Objective: Our objective was to determine the impact of massive obesity during pregnancy, defined as maternal weight > 300 pounds, on perinatal outcome.
Study design: A case-controlled study was conducted. Between Jan. 1, 1986, and Dec. 31, 1990, 111 pregnant women weighing > 300 pounds who were delivered at Long Beach Memorial Women's Hospital were identified with a perinatal data base search. A control group matched for maternal age and parity was selected, and perinatal variables were compared between groups. To control for potential confounding medical complications, massively obese patients with diabetes and/or chronic hypertension antedating the index pregnancy were excluded from the obese group, and the data were reanalyzed.

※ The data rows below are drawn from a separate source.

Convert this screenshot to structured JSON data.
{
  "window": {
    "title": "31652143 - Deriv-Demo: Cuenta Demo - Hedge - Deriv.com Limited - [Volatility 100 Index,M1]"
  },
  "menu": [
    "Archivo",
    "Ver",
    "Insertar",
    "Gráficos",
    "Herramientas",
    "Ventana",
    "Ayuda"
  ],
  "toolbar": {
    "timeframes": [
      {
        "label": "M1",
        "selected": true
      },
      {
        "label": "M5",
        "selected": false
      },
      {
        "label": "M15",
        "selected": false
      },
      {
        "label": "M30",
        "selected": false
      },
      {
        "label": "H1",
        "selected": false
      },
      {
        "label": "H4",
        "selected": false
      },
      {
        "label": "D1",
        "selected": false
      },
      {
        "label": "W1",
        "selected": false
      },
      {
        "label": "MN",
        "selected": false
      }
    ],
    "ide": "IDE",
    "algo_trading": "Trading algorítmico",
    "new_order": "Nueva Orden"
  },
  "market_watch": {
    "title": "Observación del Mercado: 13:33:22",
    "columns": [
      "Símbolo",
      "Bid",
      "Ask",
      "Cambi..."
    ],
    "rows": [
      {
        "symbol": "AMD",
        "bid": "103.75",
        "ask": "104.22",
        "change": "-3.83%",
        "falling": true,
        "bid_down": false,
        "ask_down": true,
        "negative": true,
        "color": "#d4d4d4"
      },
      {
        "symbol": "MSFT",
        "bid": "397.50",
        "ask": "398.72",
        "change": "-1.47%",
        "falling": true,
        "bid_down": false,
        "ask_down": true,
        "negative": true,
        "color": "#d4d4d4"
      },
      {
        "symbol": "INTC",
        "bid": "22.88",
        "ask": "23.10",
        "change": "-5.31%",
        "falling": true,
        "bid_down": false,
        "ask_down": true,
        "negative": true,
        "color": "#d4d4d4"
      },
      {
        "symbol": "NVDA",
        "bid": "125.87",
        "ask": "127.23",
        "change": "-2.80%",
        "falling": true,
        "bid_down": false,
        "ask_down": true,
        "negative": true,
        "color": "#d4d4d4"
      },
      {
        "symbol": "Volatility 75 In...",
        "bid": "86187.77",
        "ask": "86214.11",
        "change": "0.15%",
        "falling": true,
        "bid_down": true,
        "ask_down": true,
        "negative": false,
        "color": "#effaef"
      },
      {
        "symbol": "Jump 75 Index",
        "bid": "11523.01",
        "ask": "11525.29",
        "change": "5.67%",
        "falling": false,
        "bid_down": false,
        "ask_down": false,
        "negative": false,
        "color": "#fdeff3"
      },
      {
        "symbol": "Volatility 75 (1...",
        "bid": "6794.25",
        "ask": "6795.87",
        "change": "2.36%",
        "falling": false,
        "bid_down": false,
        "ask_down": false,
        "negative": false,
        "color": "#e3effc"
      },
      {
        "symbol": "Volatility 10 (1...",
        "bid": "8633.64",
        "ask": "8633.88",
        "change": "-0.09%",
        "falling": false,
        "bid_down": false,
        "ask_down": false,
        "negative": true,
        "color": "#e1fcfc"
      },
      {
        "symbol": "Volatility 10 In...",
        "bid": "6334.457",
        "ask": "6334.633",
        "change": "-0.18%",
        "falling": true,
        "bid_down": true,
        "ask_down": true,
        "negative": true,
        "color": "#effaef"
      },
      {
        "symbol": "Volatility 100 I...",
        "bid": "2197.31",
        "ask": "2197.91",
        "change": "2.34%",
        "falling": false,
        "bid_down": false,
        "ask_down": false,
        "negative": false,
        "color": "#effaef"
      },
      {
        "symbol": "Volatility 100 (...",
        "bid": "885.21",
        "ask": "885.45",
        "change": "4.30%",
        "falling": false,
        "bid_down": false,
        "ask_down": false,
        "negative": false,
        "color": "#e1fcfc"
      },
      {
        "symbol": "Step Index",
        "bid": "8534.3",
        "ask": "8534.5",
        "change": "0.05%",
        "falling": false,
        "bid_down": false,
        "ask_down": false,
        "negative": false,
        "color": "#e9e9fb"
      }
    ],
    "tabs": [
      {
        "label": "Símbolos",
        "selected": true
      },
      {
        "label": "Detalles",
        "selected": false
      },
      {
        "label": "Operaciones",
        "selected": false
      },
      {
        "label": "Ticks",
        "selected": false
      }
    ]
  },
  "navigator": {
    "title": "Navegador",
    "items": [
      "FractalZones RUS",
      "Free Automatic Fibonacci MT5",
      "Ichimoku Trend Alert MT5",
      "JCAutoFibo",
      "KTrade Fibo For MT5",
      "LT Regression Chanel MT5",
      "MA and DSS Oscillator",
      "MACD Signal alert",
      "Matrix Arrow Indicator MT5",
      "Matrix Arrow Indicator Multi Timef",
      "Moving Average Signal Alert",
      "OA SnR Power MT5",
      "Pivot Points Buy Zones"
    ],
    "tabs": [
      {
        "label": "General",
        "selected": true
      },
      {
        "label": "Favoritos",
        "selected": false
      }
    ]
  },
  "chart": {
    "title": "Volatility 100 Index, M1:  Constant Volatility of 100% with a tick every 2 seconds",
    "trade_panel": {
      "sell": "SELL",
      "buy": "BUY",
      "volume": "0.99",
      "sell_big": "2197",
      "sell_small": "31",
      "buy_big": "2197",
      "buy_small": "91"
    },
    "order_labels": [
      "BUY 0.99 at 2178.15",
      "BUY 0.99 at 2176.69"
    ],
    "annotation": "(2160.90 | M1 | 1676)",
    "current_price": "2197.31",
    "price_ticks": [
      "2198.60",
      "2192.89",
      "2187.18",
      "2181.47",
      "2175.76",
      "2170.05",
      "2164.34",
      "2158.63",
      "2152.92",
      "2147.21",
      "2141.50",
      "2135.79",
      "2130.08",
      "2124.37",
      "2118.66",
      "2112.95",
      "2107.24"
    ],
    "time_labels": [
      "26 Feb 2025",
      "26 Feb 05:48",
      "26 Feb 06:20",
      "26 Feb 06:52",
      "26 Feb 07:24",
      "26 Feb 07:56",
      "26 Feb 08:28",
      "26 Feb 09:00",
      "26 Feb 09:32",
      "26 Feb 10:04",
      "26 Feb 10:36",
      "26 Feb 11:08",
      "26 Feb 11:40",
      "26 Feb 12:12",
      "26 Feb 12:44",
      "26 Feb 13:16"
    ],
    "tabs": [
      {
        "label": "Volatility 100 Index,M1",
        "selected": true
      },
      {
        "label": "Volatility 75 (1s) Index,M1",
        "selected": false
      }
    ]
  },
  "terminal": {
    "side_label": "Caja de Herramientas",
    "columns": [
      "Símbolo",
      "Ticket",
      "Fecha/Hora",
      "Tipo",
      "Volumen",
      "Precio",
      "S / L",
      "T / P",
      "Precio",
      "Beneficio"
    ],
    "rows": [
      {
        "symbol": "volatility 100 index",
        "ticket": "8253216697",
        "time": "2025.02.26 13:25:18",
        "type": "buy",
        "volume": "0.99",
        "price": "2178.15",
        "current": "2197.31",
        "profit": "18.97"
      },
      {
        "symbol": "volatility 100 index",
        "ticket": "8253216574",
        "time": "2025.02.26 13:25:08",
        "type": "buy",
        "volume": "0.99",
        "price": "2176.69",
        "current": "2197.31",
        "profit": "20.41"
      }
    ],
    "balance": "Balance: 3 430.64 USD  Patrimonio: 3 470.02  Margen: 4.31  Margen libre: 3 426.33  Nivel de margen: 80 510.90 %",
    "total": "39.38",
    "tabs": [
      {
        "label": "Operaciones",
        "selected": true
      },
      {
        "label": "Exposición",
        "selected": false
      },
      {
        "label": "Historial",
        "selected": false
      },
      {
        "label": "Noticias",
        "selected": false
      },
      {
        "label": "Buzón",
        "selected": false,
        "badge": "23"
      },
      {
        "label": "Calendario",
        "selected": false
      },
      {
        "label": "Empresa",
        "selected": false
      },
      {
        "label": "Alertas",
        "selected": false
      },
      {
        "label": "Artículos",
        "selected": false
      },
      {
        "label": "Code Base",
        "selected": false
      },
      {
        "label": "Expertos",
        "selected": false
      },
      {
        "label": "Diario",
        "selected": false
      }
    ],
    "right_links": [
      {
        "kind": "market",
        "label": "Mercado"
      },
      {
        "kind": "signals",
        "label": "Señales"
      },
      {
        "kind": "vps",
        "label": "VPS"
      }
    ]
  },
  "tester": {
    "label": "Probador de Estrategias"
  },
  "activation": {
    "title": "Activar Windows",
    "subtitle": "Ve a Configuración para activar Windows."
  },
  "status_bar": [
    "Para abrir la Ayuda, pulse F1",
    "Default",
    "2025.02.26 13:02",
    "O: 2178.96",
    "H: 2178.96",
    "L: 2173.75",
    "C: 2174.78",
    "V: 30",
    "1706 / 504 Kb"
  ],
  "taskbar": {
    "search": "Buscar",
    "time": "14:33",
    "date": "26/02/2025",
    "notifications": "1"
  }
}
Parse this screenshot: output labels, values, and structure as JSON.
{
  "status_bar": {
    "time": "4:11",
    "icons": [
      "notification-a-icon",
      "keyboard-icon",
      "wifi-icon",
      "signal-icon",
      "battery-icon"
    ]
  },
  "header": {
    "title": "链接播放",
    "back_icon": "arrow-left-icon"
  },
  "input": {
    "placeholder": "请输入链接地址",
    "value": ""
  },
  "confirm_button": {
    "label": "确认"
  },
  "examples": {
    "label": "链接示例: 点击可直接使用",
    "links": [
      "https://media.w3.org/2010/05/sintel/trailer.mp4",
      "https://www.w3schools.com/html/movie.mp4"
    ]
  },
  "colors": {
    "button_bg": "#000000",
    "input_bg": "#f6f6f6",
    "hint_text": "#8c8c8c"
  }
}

The Student t test chi 2, and Fisher's exact statistical analysis were used where appropriate.
Results: Massively obese pregnant women are significantly more likely to have a multitude of adverse perinatal outcomes, including primary cesarean section (32.4% vs 14.3%, p = 0.002), macrosomia (30.2% vs 11.6%, p = 0.0001), intrauterine growth retardation (8.1% vs 0.9%, p = 0.03), and neonatal admission to the intensive care unit (15.6% vs 4.5%, p = 0.01). They also are significantly more likely to have chronic hypertension (27.0% vs 0.9%, p < 0.0001) and insulin-dependent diabetes mellitus (19.8% vs 2.7%, p = 0.0001). However, when those massively obese pregnant women with diabetes and/or hypertension antedating pregnancy are excluded from analysis, no statistically significant differences in perinatal outcome persisted.
Conclusion: Massively obese pregnant women are at high risk for adverse perinatal outcome; however, this risk appears to be related to medical complications of obesity.